The Internet of Things (IoT) has opened up a whole new level of product design and interaction. Anything that can be connected to the cloud, inevitably will be. But that doesn’t always mean it should be.
As we’ve seen in everything from the reinvention of the garage door opener to dirty diaper notifications, consumer-facing businesses are diving deep into interconnected products, often without fully understanding the value those connections add. In some cases, it seems a crucial question remained unanswered during the design phase.
Asking “why not?” might be a valid reason to explore a product’s feasibility, but it’s a flimsy argument on which to base an entire product line. When it comes to developing truly stand-out products, the question of “why?” is incredibly powerful. It opens up a world of possibilities, and cuts through excess noise. Why is an unbiased vehicle moving us toward the essential.
Why should I connect my product to the Internet?
With “why not?” We find solutions to problems that may not even exist. With “why?” we find problems that can be solved with scalable solutions. Here are three of the most important whys we can ask in developing products for IoT.
- Why is this necessary? Does it meet a user’s need?
- Why is this helpful? Does it eliminate a step or ease a pain point in its use?
- Why is this worthwhile?
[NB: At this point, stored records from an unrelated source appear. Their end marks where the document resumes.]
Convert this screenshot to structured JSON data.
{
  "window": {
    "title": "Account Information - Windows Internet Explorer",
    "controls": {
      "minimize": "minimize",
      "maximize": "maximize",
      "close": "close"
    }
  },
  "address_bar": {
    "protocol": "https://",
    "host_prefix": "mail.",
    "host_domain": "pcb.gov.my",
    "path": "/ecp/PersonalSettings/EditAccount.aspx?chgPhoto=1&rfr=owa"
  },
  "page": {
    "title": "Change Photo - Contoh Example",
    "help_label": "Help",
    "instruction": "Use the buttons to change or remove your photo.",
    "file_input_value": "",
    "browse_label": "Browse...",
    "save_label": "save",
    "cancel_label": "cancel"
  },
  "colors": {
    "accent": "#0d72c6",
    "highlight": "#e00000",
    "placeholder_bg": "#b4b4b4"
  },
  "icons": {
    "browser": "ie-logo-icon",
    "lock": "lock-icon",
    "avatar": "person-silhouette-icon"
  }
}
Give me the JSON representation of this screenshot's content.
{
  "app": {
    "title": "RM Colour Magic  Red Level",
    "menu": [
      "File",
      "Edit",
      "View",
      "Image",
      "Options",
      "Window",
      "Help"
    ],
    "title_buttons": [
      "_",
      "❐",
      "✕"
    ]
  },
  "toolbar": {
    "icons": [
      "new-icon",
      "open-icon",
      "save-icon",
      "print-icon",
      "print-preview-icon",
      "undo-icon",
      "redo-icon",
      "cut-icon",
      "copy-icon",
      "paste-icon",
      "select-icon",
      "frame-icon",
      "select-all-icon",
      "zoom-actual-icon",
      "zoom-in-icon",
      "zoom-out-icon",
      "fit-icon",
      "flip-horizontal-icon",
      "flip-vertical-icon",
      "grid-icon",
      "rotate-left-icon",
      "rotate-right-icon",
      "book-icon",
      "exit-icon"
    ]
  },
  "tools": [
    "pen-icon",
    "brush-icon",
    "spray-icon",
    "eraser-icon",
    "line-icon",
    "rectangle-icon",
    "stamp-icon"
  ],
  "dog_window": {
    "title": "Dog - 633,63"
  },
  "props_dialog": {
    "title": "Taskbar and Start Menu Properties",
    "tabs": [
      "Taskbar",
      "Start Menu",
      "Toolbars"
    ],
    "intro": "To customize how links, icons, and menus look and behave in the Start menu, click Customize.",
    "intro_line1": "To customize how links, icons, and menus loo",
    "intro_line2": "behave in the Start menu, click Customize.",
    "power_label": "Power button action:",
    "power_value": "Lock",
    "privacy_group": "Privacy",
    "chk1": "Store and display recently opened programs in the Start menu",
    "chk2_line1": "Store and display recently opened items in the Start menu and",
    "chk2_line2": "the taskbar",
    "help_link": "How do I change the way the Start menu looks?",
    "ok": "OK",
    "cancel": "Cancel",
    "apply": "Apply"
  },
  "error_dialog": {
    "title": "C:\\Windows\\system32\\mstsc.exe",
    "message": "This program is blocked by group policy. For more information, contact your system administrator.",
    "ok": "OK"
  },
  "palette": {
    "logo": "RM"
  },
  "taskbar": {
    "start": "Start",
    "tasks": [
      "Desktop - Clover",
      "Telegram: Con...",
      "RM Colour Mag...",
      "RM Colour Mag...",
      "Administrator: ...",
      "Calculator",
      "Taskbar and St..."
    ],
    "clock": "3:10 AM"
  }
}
Does it compliment a business model?
Delightful products are not going to create more problems than they solve. Along with solutions, they offer a meaningful experience that a user can appreciate as valuable. But for someone to take interest in manufacturing those products, they also need to fit into a sustainable plan.
Here are the areas product managers can consider when asking the same question: why?
How can IoT enhance my existing products?
There are few reaches of the world still segregated from wireless connectivity. All the more reason for those considering IoT integrated products. The possibilities are not limited to those who sell physical devices, either.
Progressive Insurance, for example, has started offering potentially lower rates for clients who connect a small monitoring device to their vehicles, sending updates on the motorists’ driving habits. The insurance company considers when and how the vehicle is used, weighing discounts against the insights from that data.
The automotive space is rife with further opportunities for the IoT. Driverless cars are already here, and interconnected city infrastructures are on the rise. Research and advisory organization Gartner predicts that more than 250 million vehicles will be connected globally by the end of the decade, each relying on a greater number of products, and consumer expenditure.
Written by Matthew Russell, Marketing Specialist at DornerWorks